Bankruptcy laws originated in England. Bankruptcy is a method of satisfying creditors by distributing a debtor’s assets among them as payment for the debtor’s debts. While the law was originally intended to satisfy creditors, it has evolved into a method of equitable treatment for both debtor and creditor. One of the primary purposes of bankruptcy is to give a debtor (you) a new beginning in life by clearing debts so the debtor can pursue future opportunities without the pressure of debt. In the 1970s, the main reason for bankruptcy was high medical bills. Today, it is high credit card balances. Bankruptcy laws were established in this country by Article I, Section 8, Clause 45 of the United States Constitution, and date back to 1800. Bankruptcy acts were passed in 1800, 1841 and 1898. The 1898 bankruptcy laws were completely revised in 1938. The 1938 revision took place before a significant amount of consumer credit was extended, so the Act was again revised by the Bankruptcy Reform Act of 1978, which became effective on October 1, 1979, and was amended in 1984. The Bankruptcy Reform Act of 1994 made additional changes and became effective on October 22, 1994. The Bankruptcy Reform Act of 1994 adjusted filing and exemption limits and allowed for inflation adjustments every three years. In 1997, four acts were passed by Congress:
- The Private Trustee Reform Act.
- The Investment in Education Act.
- The Working Family Farmer Protection Act.
- The Bankruptcy Judgeship Act of 1997.
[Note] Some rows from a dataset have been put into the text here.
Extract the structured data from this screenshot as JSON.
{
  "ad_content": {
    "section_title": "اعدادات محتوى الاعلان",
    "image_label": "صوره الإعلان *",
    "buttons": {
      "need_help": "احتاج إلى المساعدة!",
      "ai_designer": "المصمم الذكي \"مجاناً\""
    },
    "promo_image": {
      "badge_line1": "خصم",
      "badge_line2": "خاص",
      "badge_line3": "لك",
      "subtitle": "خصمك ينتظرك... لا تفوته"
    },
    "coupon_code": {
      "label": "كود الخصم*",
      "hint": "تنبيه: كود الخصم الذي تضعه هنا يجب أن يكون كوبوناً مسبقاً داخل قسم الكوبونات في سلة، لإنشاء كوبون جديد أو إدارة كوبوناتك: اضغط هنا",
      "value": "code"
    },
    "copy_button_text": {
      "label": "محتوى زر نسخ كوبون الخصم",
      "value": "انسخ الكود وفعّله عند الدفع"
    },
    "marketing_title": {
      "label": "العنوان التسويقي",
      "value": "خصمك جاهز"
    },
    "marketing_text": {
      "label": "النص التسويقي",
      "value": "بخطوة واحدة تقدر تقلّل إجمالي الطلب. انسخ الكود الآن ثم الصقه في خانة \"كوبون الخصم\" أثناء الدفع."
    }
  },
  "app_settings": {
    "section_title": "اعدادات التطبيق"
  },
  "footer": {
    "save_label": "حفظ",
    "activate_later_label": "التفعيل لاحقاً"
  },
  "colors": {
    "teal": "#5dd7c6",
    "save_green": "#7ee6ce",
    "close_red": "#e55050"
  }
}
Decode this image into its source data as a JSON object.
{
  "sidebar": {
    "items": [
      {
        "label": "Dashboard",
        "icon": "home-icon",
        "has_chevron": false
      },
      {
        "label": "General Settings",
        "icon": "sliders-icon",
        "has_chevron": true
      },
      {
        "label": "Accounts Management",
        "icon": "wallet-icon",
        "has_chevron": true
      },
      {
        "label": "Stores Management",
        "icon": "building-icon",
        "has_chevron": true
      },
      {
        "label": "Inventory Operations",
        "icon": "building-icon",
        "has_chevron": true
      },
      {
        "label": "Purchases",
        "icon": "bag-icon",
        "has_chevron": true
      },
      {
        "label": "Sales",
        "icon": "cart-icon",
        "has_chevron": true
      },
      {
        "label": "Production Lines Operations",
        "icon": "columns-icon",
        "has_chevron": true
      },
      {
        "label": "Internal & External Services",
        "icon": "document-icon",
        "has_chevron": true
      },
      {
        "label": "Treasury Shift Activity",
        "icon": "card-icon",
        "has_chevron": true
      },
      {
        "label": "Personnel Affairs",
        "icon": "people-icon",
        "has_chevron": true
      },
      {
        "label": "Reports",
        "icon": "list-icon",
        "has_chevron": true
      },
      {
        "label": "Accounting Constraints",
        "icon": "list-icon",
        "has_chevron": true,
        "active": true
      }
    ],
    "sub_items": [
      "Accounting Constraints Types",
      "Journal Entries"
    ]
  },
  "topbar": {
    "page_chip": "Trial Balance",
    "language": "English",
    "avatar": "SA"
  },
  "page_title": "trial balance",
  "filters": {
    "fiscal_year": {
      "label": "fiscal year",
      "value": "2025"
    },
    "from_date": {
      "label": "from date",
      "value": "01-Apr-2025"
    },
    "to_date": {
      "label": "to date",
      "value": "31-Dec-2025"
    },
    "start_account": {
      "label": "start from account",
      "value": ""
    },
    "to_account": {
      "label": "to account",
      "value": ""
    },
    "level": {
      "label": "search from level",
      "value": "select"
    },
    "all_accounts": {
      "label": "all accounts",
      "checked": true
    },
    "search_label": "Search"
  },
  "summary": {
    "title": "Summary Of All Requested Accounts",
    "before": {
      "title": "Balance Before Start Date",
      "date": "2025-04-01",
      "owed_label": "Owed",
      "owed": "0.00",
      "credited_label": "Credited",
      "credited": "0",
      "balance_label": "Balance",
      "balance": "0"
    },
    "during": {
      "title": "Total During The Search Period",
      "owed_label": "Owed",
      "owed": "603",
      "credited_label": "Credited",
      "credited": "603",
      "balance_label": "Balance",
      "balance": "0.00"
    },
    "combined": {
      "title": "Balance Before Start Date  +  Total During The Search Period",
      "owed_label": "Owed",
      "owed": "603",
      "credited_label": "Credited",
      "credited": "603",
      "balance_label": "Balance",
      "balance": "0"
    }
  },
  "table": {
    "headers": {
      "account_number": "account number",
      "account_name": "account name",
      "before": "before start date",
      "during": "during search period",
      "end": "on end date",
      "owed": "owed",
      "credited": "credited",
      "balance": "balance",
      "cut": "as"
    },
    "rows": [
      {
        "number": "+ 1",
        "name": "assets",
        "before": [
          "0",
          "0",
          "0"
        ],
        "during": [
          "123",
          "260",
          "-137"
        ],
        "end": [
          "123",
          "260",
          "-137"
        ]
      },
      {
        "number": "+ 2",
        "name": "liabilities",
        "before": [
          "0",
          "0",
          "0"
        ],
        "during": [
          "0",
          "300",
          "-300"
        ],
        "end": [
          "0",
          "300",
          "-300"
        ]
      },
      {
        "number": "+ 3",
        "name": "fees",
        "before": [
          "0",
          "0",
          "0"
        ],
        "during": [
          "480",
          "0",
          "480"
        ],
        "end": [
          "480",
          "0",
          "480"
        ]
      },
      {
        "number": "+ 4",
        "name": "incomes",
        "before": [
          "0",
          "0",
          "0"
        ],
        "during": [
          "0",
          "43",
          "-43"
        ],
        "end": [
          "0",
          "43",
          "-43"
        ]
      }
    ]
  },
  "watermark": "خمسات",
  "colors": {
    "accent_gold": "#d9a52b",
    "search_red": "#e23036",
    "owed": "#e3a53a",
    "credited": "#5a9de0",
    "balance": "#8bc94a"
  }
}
The Bankruptcy Abuse Prevention and Consumer Protection Act of 2005 (BAPCPA) was signed into law by President George W. Bush on April 20, 2005, and became effective on October 17, 2005. The Act represents one of the most comprehensive overhauls of the Bankruptcy Code in more than 25 years, particularly with respect to its consumer bankruptcy reforms. The intent of Congress was to improve bankruptcy and practice with a dominant theme of restoring personal responsibility and integrity to the bankruptcy system.